__WORK REQUEST__: Within the records, which lines hold the string "screenshot"? Report each one by copying it.

__STUDY MATERIAL__:
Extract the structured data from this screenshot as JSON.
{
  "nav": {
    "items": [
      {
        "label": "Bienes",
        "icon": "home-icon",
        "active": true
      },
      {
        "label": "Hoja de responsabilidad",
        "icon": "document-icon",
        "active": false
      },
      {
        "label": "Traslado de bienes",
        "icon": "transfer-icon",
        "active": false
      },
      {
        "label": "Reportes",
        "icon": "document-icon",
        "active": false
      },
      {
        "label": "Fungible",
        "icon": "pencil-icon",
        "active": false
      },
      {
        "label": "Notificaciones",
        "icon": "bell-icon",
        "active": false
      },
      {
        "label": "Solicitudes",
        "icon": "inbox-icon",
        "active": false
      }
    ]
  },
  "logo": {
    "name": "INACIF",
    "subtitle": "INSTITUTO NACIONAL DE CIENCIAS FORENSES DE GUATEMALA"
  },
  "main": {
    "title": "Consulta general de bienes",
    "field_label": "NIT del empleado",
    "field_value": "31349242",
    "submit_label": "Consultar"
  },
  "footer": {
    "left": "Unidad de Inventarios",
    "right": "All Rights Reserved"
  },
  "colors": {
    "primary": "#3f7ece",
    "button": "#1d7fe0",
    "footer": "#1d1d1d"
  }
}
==
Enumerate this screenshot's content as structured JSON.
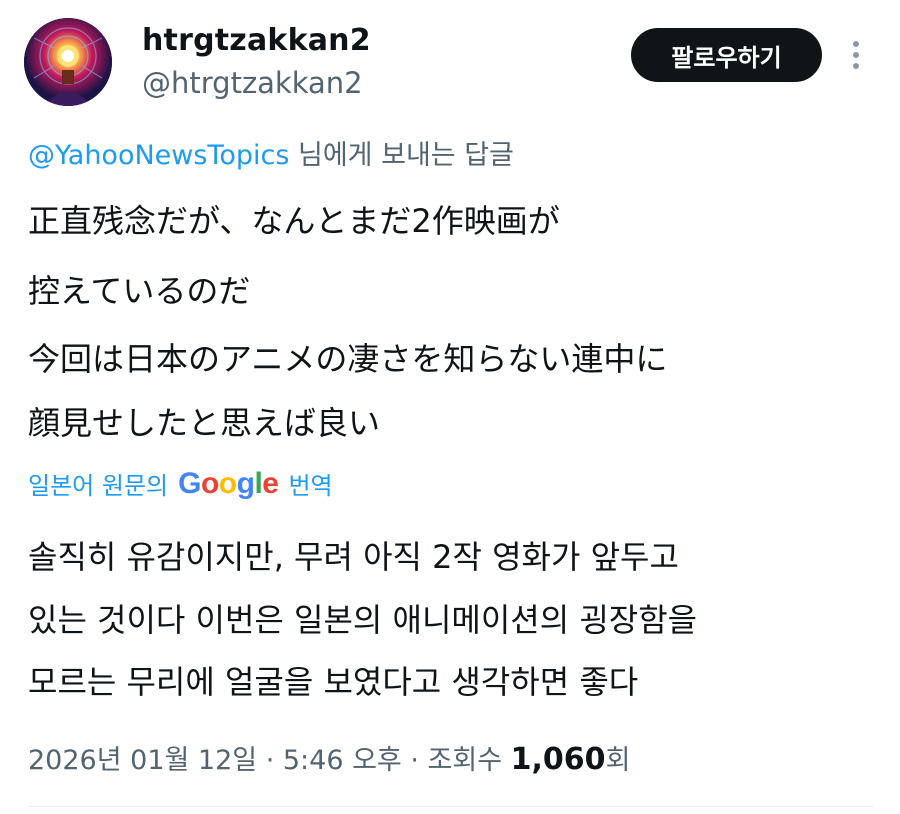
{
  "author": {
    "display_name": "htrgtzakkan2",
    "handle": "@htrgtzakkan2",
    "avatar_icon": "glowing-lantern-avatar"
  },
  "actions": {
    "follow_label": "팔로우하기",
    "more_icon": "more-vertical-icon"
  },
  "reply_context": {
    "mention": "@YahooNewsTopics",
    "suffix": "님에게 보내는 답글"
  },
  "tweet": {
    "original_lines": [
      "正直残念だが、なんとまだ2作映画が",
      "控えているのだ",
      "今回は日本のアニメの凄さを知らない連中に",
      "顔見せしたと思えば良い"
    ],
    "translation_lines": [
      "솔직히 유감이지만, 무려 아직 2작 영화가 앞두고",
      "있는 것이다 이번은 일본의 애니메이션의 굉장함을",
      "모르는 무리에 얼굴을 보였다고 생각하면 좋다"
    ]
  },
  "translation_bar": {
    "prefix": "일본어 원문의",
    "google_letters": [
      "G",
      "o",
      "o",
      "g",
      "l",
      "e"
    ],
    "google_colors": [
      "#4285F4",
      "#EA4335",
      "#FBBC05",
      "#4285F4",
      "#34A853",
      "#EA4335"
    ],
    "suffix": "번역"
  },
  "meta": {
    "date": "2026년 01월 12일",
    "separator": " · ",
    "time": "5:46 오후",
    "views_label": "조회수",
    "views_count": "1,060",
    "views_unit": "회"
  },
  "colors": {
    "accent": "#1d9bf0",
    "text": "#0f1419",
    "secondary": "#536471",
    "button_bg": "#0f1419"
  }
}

__RESPONSE AREA__:
Extract the structured data from this screenshot as JSON.
Enumerate this screenshot's content as structured JSON.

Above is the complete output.